- Furman, David, Junlei Chang, Lydia Lartigue, Christopher R Bolen, François Haddad, Brice Gaudilliere, Edward A Ganio, et al. “Expression of Specific Inflammasome Gene Modules Stratifies Older Individuals into Two Extreme Clinical and Immunological States.” Nature Medicine 23 (January 16, 2017): 174.
- Muqaku, Besnik, Ammar Tahir, Philip Klepeisz, Andrea Bileck, Dominique Kreutz, Rupert L. Mayer, Samuel M. Meier, Marlene Gerner, Klaus Schmetterer, and Christopher Gerner. “Coffee Consumption Modulates Inflammatory Processes in an Individual Fashion.” Molecular Nutrition & Food Research 60, no. 12 (2016): 2529–41. https://doi.org/10.1002/mnfr.201600328.
- Paiva, Clrs, Bts Beserra, Ceg Reis, J. G. Dorea, Thm Da Costa, and A. A. Amato. “Consumption of Coffee or Caffeine and Serum Concentration of Inflammatory Markers: A Systematic Review.” Critical Reviews in Food Science and Nutrition 59, no. 4 (2019): 652–63. https://doi.org/10.1080/10408398.2017.1386159.

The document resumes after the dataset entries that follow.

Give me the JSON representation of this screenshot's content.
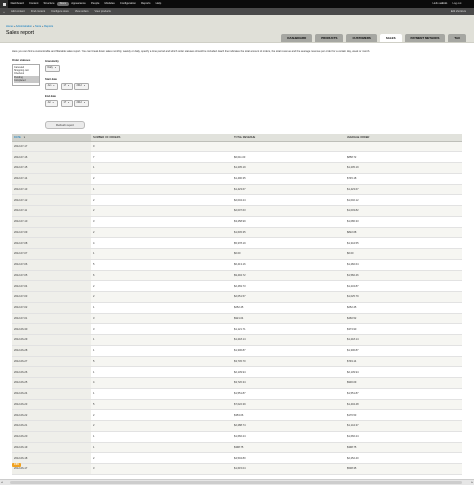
{
  "toolbar": {
    "items": [
      "Dashboard",
      "Content",
      "Structure",
      "Store",
      "Appearance",
      "People",
      "Modules",
      "Configuration",
      "Reports",
      "Help"
    ],
    "active_index": 3,
    "user_greeting": "Hello ",
    "username": "admin",
    "logout": "Log out"
  },
  "shortcuts": {
    "add_icon": "+",
    "items": [
      "Add content",
      "Find content",
      "Configure store",
      "View orders",
      "View products"
    ],
    "edit": "Edit shortcuts"
  },
  "breadcrumb": [
    "Home",
    "Administration",
    "Store",
    "Reports"
  ],
  "breadcrumb_separator": " » ",
  "page_title": "Sales report",
  "tabs": [
    "DASHBOARD",
    "PRODUCTS",
    "CUSTOMERS",
    "SALES",
    "PAYMENT METHODS",
    "TAX"
  ],
  "active_tab": "SALES",
  "help_text": "Here you can find a customizable and filterable sales report. You can break down sales monthly, weekly or daily, specify a time period and which order statuses should be included. Each line indicates the total amount of orders, the total revenue and the average revenue per order for a certain day, week or month.",
  "form": {
    "order_statuses_label": "Order statuses",
    "order_statuses": [
      {
        "label": "Canceled",
        "selected": false
      },
      {
        "label": "Shopping cart",
        "selected": false
      },
      {
        "label": "Checkout",
        "selected": false
      },
      {
        "label": "Pending",
        "selected": true
      },
      {
        "label": "Completed",
        "selected": true
      }
    ],
    "granularity_label": "Granularity",
    "granularity_value": "Daily",
    "start_date_label": "Start date",
    "start_month": "Jun",
    "start_day": "17",
    "start_year": "2012",
    "end_date_label": "End date",
    "end_month": "Jul",
    "end_day": "17",
    "end_year": "2012",
    "refresh_button": "Refresh report"
  },
  "table": {
    "columns": [
      "DATE",
      "NUMBER OF ORDERS",
      "TOTAL REVENUE",
      "AVERAGE ORDER"
    ],
    "sort_column": 0,
    "rows": [
      [
        "2012-07-17",
        "0",
        "",
        ""
      ],
      [
        "2012-07-16",
        "7",
        "$6,011.03",
        "$858.72"
      ],
      [
        "2012-07-15",
        "1",
        "$1,205.19",
        "$1,205.19"
      ],
      [
        "2012-07-14",
        "2",
        "$1,490.35",
        "$745.18"
      ],
      [
        "2012-07-13",
        "1",
        "$1,423.67",
        "$1,423.67"
      ],
      [
        "2012-07-12",
        "2",
        "$2,004.24",
        "$1,002.12"
      ],
      [
        "2012-07-11",
        "2",
        "$2,007.63",
        "$1,003.82"
      ],
      [
        "2012-07-10",
        "3",
        "$3,258.99",
        "$1,086.33"
      ],
      [
        "2012-07-09",
        "2",
        "$1,645.35",
        "$822.68"
      ],
      [
        "2012-07-08",
        "4",
        "$5,378.19",
        "$1,344.55"
      ],
      [
        "2012-07-07",
        "1",
        "$0.00",
        "$0.00"
      ],
      [
        "2012-07-06",
        "5",
        "$6,413.16",
        "$1,282.64"
      ],
      [
        "2012-07-05",
        "6",
        "$9,494.72",
        "$1,582.46"
      ],
      [
        "2012-07-04",
        "2",
        "$2,469.73",
        "$1,234.87"
      ],
      [
        "2012-07-03",
        "2",
        "$2,051.57",
        "$1,025.79"
      ],
      [
        "2012-07-02",
        "1",
        "$252.45",
        "$252.45"
      ],
      [
        "2012-07-01",
        "3",
        "$921.04",
        "$460.52"
      ],
      [
        "2012-06-30",
        "3",
        "$1,121.71",
        "$373.90"
      ],
      [
        "2012-06-29",
        "1",
        "$1,218.14",
        "$1,218.14"
      ],
      [
        "2012-06-28",
        "1",
        "$1,306.87",
        "$1,306.87"
      ],
      [
        "2012-06-27",
        "5",
        "$3,745.70",
        "$749.14"
      ],
      [
        "2012-06-26",
        "1",
        "$2,139.94",
        "$2,139.94"
      ],
      [
        "2012-06-25",
        "4",
        "$3,720.34",
        "$930.09"
      ],
      [
        "2012-06-24",
        "1",
        "$1,551.87",
        "$1,551.87"
      ],
      [
        "2012-06-23",
        "5",
        "$7,022.39",
        "$1,404.48"
      ],
      [
        "2012-06-22",
        "2",
        "$353.06",
        "$176.53"
      ],
      [
        "2012-06-21",
        "2",
        "$2,288.74",
        "$1,144.37"
      ],
      [
        "2012-06-20",
        "1",
        "$1,666.24",
        "$1,666.24"
      ],
      [
        "2012-06-19",
        "1",
        "$398.75",
        "$398.75"
      ],
      [
        "2012-06-18",
        "2",
        "$4,504.80",
        "$2,252.40"
      ],
      [
        "2012-06-17",
        "3",
        "$1,615.04",
        "$538.35"
      ]
    ]
  },
  "export_label": "CSV",
  "scrollbar": {
    "left_arrow": "◂",
    "right_arrow": "▸"
  }
}
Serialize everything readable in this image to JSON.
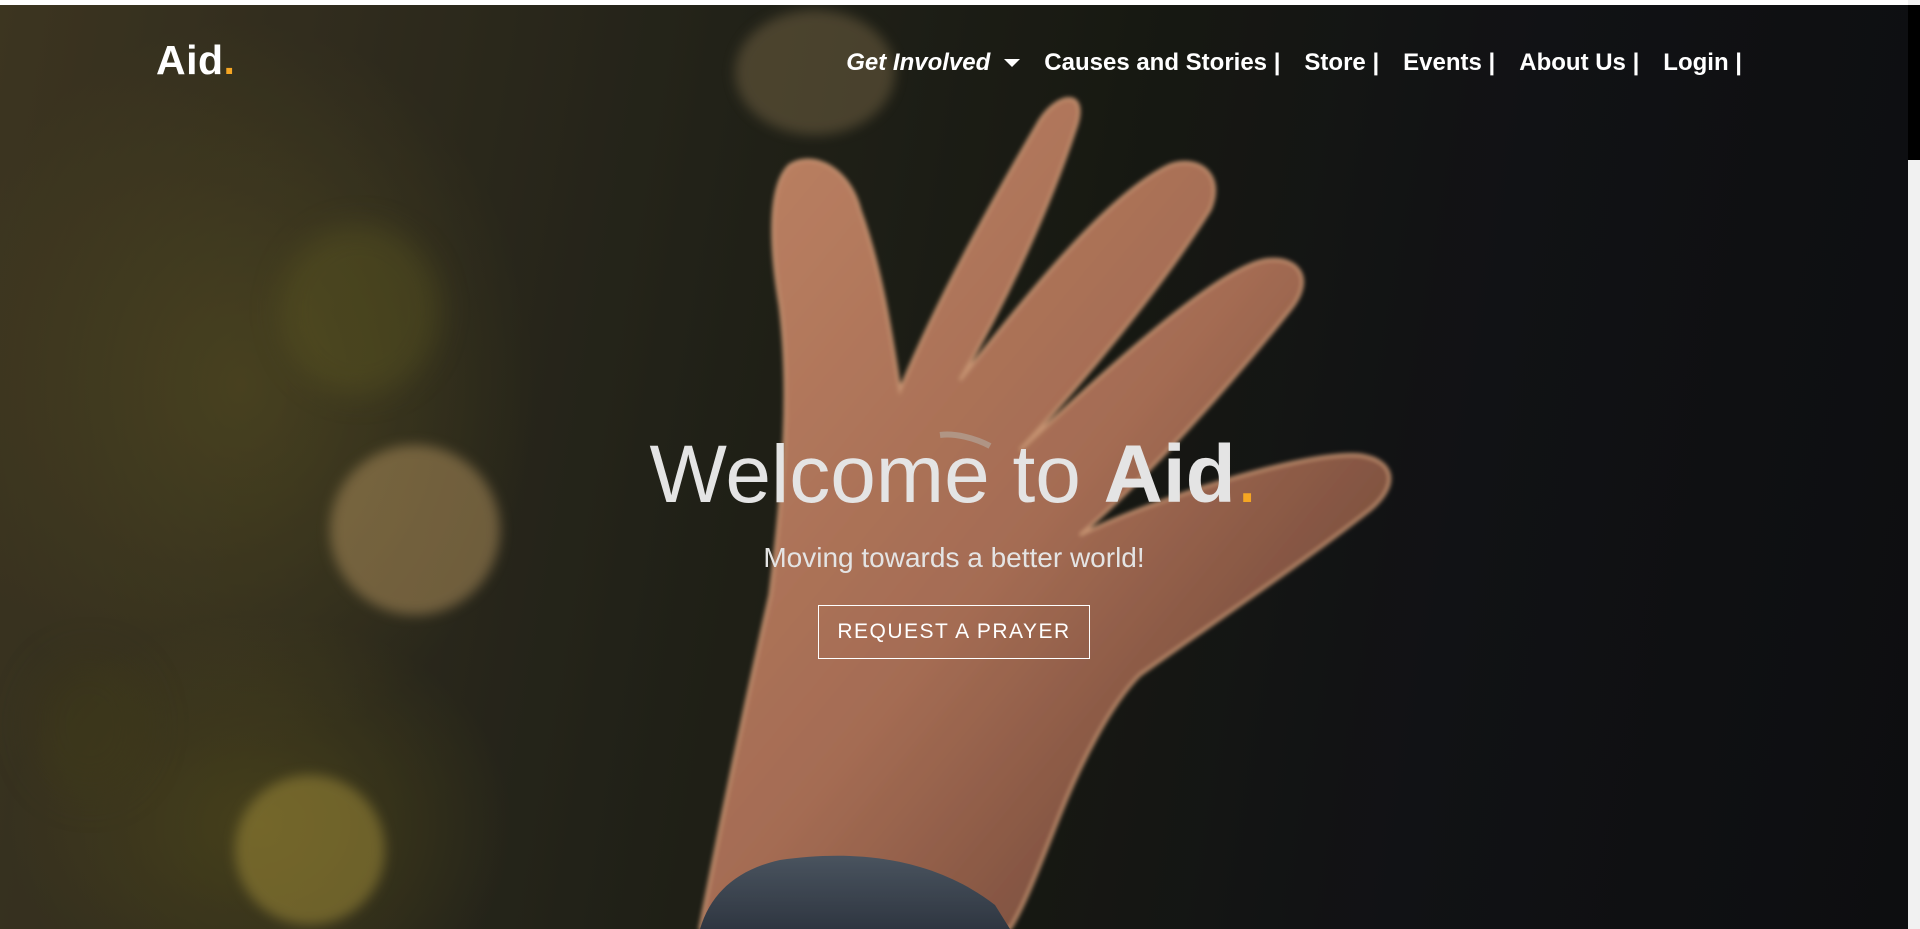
{
  "brand": {
    "name": "Aid",
    "dot": ".",
    "accent_color": "#f5a623"
  },
  "nav": {
    "items": [
      {
        "label": "Get Involved",
        "has_dropdown": true
      },
      {
        "label": "Causes and Stories |"
      },
      {
        "label": "Store |"
      },
      {
        "label": "Events |"
      },
      {
        "label": "About Us |"
      },
      {
        "label": "Login |"
      }
    ]
  },
  "hero": {
    "title_prefix": "Welcome to ",
    "title_brand": "Aid",
    "title_dot": ".",
    "subtitle": "Moving towards a better world!",
    "cta_label": "REQUEST A PRAYER"
  },
  "colors": {
    "text": "#e4e4e4",
    "nav_text": "#ffffff",
    "accent": "#f5a623"
  }
}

- ANAHAD O’CONNOR. “For Coffee Drinkers, the Buzz May Be in Your Genes,” n.d. https://well.blogs.nytimes.com/2016/07/12/for-coffee-drinkers-the-buzz-may-be-in-your-genes/.
- Winston AP, Hardwick E, Jaberi N. Neuropsychiatric effects of caffeine. Advances in Psychiatric Treatment 2005;11:432–9.
- Harvard Women’s Health Watch. “Foods That Fight Inflammation,” November 7, 2018.
- Wu AH, Yu MC. Tea, hormone-related cancers and endogenous hormone levels. Molecular Nutrition and Food Research 2006; 50(2):160–169.
- Trekli, M, D Buttle, and F Guesdon. “Anti-Inflammatory Actions of Green Tea Catechins and Ligands of Peroxisome Proliferator-Activated Receptors.” International Journal of Experimental Pathology 85, no. 4 (August 2004): A75. https://doi.org/10.1111/j.0959-9673.2004.390ap.x.
The information on this website has not been evaluated by the Food & Drug Administration or any other medical body. We do not aim to diagnose, treat, cure or prevent any illness or disease. Information is shared for educational purposes only. You must consult your doctor before acting on any content on this website, especially if you are pregnant, nursing, taking medication, or have a medical condition.
Our articles may include products that have been independently chosen and recommended by Dr. Will Cole and our editors. If you purchase something mentioned in this article, we may earn a small commission.